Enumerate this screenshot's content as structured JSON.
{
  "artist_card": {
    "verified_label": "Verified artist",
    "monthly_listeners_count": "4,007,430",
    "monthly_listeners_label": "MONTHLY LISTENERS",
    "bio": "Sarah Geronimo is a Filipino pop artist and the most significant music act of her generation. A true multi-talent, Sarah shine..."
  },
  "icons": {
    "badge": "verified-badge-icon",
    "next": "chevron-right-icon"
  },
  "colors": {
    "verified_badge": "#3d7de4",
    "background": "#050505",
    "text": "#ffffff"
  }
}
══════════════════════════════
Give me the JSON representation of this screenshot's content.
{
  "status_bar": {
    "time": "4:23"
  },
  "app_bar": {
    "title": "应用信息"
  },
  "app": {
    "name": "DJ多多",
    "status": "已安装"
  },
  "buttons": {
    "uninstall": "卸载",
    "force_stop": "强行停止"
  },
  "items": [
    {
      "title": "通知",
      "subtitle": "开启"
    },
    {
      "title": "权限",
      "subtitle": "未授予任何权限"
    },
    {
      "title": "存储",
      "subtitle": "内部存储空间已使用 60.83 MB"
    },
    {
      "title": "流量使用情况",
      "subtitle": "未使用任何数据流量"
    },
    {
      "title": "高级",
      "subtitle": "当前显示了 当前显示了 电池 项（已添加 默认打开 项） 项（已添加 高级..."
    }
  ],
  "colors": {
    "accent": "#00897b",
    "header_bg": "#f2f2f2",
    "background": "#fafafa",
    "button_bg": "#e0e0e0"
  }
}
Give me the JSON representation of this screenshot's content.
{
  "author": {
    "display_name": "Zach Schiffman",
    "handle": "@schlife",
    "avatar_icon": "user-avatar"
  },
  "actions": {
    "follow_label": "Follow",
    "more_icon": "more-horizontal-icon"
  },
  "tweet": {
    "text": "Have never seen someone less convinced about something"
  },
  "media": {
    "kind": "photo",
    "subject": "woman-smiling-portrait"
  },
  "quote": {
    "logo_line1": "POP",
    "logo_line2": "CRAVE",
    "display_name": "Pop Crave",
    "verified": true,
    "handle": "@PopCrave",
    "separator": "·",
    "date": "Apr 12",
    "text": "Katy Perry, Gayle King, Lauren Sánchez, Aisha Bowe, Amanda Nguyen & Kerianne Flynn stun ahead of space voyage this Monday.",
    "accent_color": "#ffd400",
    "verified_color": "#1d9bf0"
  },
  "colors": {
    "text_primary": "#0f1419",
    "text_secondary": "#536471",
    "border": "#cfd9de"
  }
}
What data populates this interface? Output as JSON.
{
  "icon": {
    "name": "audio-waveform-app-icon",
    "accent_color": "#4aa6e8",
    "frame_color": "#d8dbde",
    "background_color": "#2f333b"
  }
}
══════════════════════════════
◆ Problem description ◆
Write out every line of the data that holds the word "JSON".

◆ Answer below ◆
Enumerate this screenshot's content as structured JSON.
Give me the JSON representation of this screenshot's content.
Give me the JSON representation of this screenshot's content.
What data populates this interface? Output as JSON.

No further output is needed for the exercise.